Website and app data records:
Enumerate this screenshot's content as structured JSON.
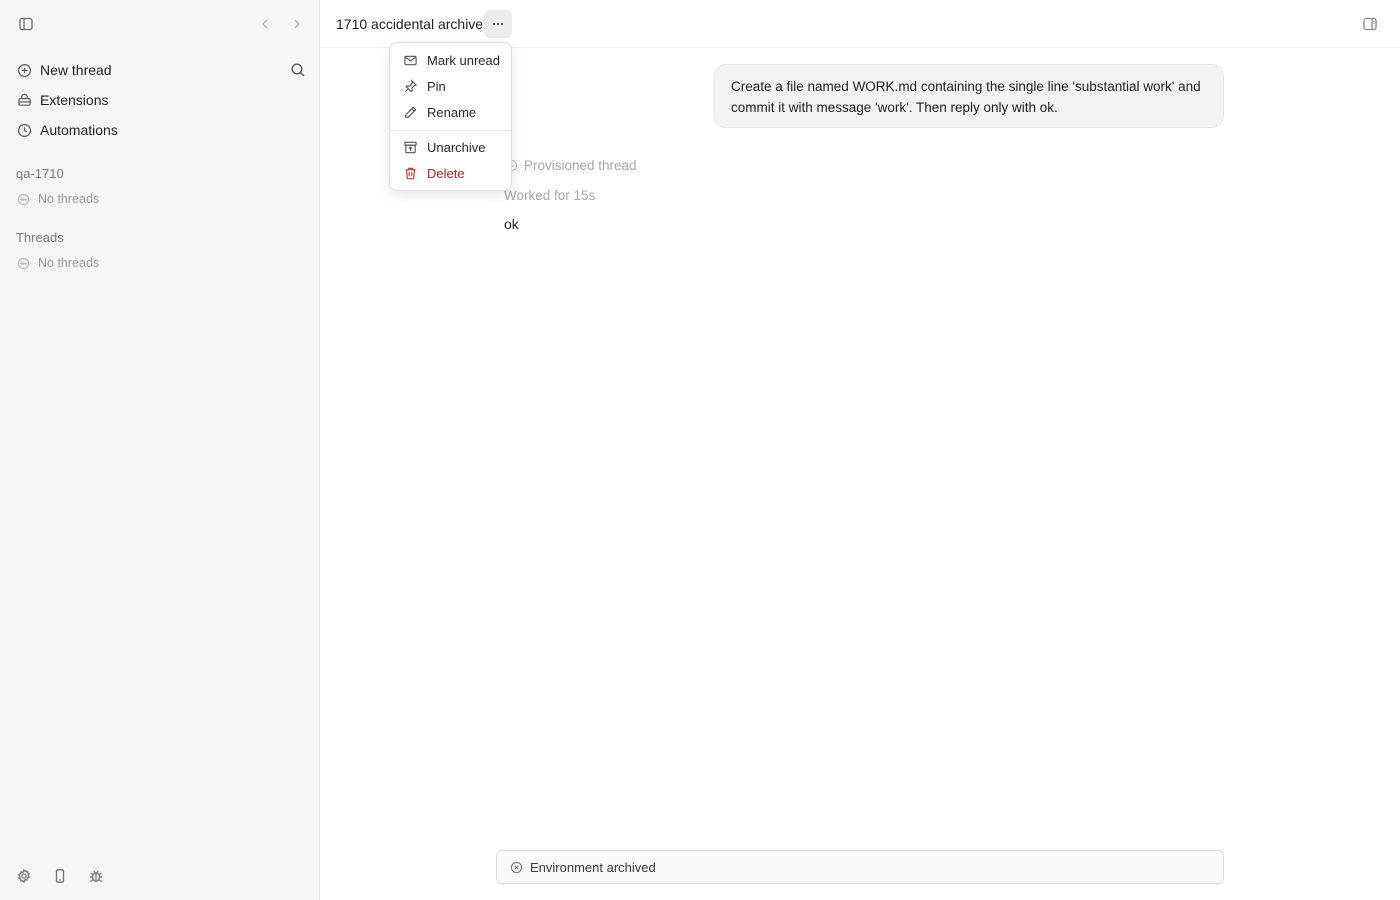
{
  "sidebar": {
    "nav": [
      {
        "label": "New thread",
        "icon": "plus-circle-icon"
      },
      {
        "label": "Extensions",
        "icon": "extensions-icon"
      },
      {
        "label": "Automations",
        "icon": "clock-icon"
      }
    ],
    "project": {
      "name": "qa-1710",
      "empty_text": "No threads"
    },
    "threads": {
      "title": "Threads",
      "empty_text": "No threads"
    },
    "footer_icons": [
      "gear-icon",
      "phone-icon",
      "bug-icon"
    ]
  },
  "header": {
    "title": "1710 accidental archive",
    "more_icon": "ellipsis-icon"
  },
  "menu": {
    "items": [
      {
        "label": "Mark unread",
        "icon": "mail-icon"
      },
      {
        "label": "Pin",
        "icon": "pin-icon"
      },
      {
        "label": "Rename",
        "icon": "pencil-icon"
      },
      {
        "label": "Unarchive",
        "icon": "unarchive-icon"
      },
      {
        "label": "Delete",
        "icon": "trash-icon",
        "variant": "danger"
      }
    ],
    "danger_color": "#b4232a"
  },
  "conversation": {
    "user_message": "Create a file named WORK.md containing the single line 'substantial work' and commit it with message 'work'. Then reply only with ok.",
    "provisioned": "Provisioned thread",
    "worked_for": "Worked for 15s",
    "reply": "ok"
  },
  "status": {
    "text": "Environment archived",
    "icon": "x-circle-icon"
  }
}
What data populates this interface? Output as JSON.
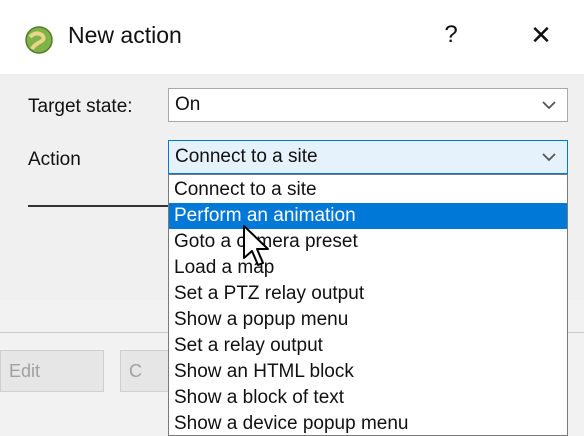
{
  "dialog": {
    "title": "New action",
    "help_label": "?",
    "close_label": "✕",
    "icon": "globe-icon"
  },
  "form": {
    "target_state_label": "Target state:",
    "target_state_value": "On",
    "action_label": "Action",
    "action_value": "Connect to a site"
  },
  "dropdown": {
    "items": [
      "Connect to a site",
      "Perform an animation",
      "Goto a camera preset",
      "Load a map",
      "Set a PTZ relay output",
      "Show a popup menu",
      "Set a relay output",
      "Show an HTML block",
      "Show a block of text",
      "Show a device popup menu"
    ],
    "highlighted": "Perform an animation"
  },
  "background_buttons": {
    "edit_label": "Edit",
    "second_label": "C"
  },
  "colors": {
    "accent": "#0078d7",
    "combo_focus_bg": "#e5f1fb"
  }
}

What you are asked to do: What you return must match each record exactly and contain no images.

Answer to this problem:
Enumerate this screenshot's content as structured JSON.
{
  "sidebar": {
    "nav": [
      {
        "label": "New thread",
        "icon": "plus-circle-icon"
      },
      {
        "label": "Extensions",
        "icon": "extensions-icon"
      },
      {
        "label": "Automations",
        "icon": "clock-icon"
      }
    ],
    "project": {
      "name": "qa-1710",
      "empty_text": "No threads"
    },
    "threads": {
      "title": "Threads",
      "empty_text": "No threads"
    },
    "footer_icons": [
      "gear-icon",
      "phone-icon",
      "bug-icon"
    ]
  },
  "header": {
    "title": "1710 accidental archive",
    "more_icon": "ellipsis-icon"
  },
  "menu": {
    "items": [
      {
        "label": "Mark unread",
        "icon": "mail-icon"
      },
      {
        "label": "Pin",
        "icon": "pin-icon"
      },
      {
        "label": "Rename",
        "icon": "pencil-icon"
      },
      {
        "label": "Unarchive",
        "icon": "unarchive-icon"
      },
      {
        "label": "Delete",
        "icon": "trash-icon",
        "variant": "danger"
      }
    ],
    "danger_color": "#b4232a"
  },
  "conversation": {
    "user_message": "Create a file named WORK.md containing the single line 'substantial work' and commit it with message 'work'. Then reply only with ok.",
    "provisioned": "Provisioned thread",
    "worked_for": "Worked for 15s",
    "reply": "ok"
  },
  "status": {
    "text": "Environment archived",
    "icon": "x-circle-icon"
  }
}
What data populates this interface? Output as JSON.
{
  "dialog": {
    "title": "New action",
    "help_label": "?",
    "close_label": "✕",
    "icon": "globe-icon"
  },
  "form": {
    "target_state_label": "Target state:",
    "target_state_value": "On",
    "action_label": "Action",
    "action_value": "Connect to a site"
  },
  "dropdown": {
    "items": [
      "Connect to a site",
      "Perform an animation",
      "Goto a camera preset",
      "Load a map",
      "Set a PTZ relay output",
      "Show a popup menu",
      "Set a relay output",
      "Show an HTML block",
      "Show a block of text",
      "Show a device popup menu"
    ],
    "highlighted": "Perform an animation"
  },
  "background_buttons": {
    "edit_label": "Edit",
    "second_label": "C"
  },
  "colors": {
    "accent": "#0078d7",
    "combo_focus_bg": "#e5f1fb"
  }
}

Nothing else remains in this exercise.